Born in Inchon, South Korea, Kim’s family moved to Framingham, Massachusetts, when she was three. This was where other family members had a jewelry store, although her father continued to move the family around the country before moving to the Troy area in 2001, where he founded a church and also started a jewelry shop nearby.
I watched the struggle my parents went through, says Kim. As I grew up, I learned what was happening in North Korea, with people there fleeing or being forced to migrate, and the more I heard the more I realized I needed to learn more – and the more I wanted to dedicate myself to helping people.
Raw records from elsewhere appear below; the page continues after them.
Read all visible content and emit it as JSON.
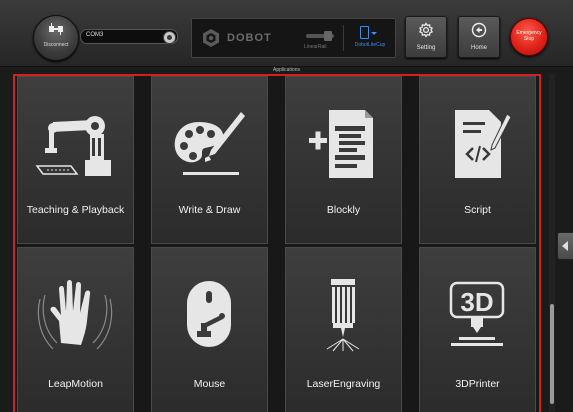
{
  "topbar": {
    "disconnect_label": "Disconnect",
    "port_value": "COM3",
    "logo_text": "DOBOT",
    "linear_rail_label": "LinearRail",
    "device_label": "DobotLiteCup",
    "setting_label": "Setting",
    "home_label": "Home",
    "estop_line1": "Emergency",
    "estop_line2": "Stop"
  },
  "applications_caption": "Applications",
  "apps": [
    {
      "label": "Teaching & Playback",
      "icon": "robot-arm-icon"
    },
    {
      "label": "Write & Draw",
      "icon": "palette-brush-icon"
    },
    {
      "label": "Blockly",
      "icon": "blockly-document-icon"
    },
    {
      "label": "Script",
      "icon": "script-code-icon"
    },
    {
      "label": "LeapMotion",
      "icon": "hand-icon"
    },
    {
      "label": "Mouse",
      "icon": "mouse-icon"
    },
    {
      "label": "LaserEngraving",
      "icon": "laser-icon"
    },
    {
      "label": "3DPrinter",
      "icon": "3d-printer-icon"
    }
  ],
  "printer_icon_text": "3D",
  "colors": {
    "accent_red": "#d31f24",
    "estop_red": "#e0221a",
    "device_blue": "#3b8be8",
    "tile_bg": "#3a3a3a"
  }
}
By the time she graduated from Shaker High, she had decided that she wanted to start some kind of business. I used to call about available spaces back then. They weren’t expecting to see a high-school kid when I showed up. She went on to graduate from Boston College, where she majored in International Studies. Eventually, I was living in New York City, where I volunteered to teach beginning English. After about six months that turned into a full-time paid position, and I was also advising people on professional development and doing other career counseling. This helped affirm what she wanted to do, but not where she wanted to do it.
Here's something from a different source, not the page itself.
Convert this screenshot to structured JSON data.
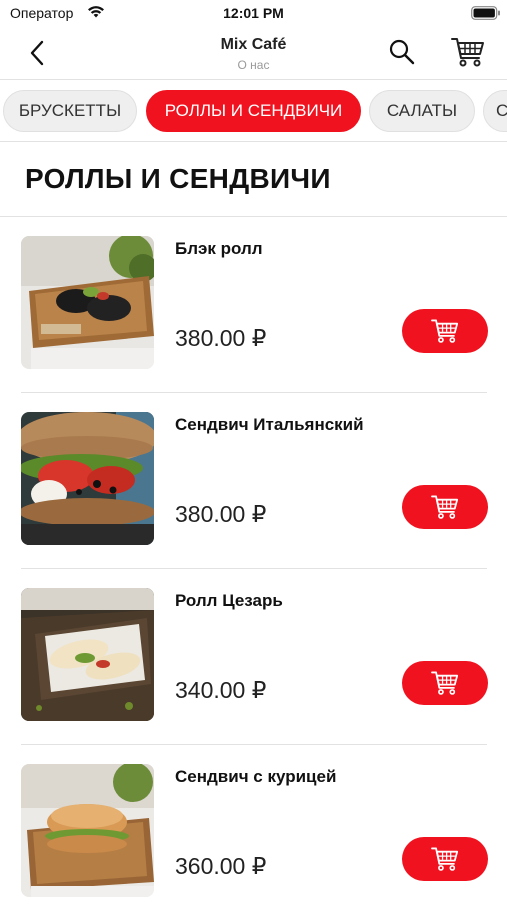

I was especially interested in Troy. People here seemed to be open-minded and receptive, and I wanted to be in a city – not out in a suburban strip mall. Her parents bought a farm in Cambridge (Washington County) in upstate NY, a bucolic area that’s been home to a revival of sensible farming, and this sparked the idea of opening a restaurant. Jinah’s mother, Chun Hee, runs the kitchen alongside her friend Sun Hwa. The name of the restaurant combines the names of the two of them.
As to an eventual reopening, We discuss this a lot. We’ve been researching how other countries have been doing it. Initially, I thought it would be June 1, but what we’re planning to do is activate our outdoor space with the proper protocols, so you can feel like you’re in a restaurant, but also feel secluded and protected from other people.
But she feels only encouraged in her ongoing mission of community and immigrant support. Even before this, I was putting in my application to law school, and I looked up the root of the word ‘hospitality.’ It goes back to the Latin word ‘hospes,’ meaning ‘guest’ or ‘stranger,’ and means courtesy and generosity shown to people who are far from home. I thought, this is our mission! And I think there are numerous ways of doing that – we have to be creative, making people feel like they’re home, even when they’re not.
(B.A. Nilsson, 5/21/20)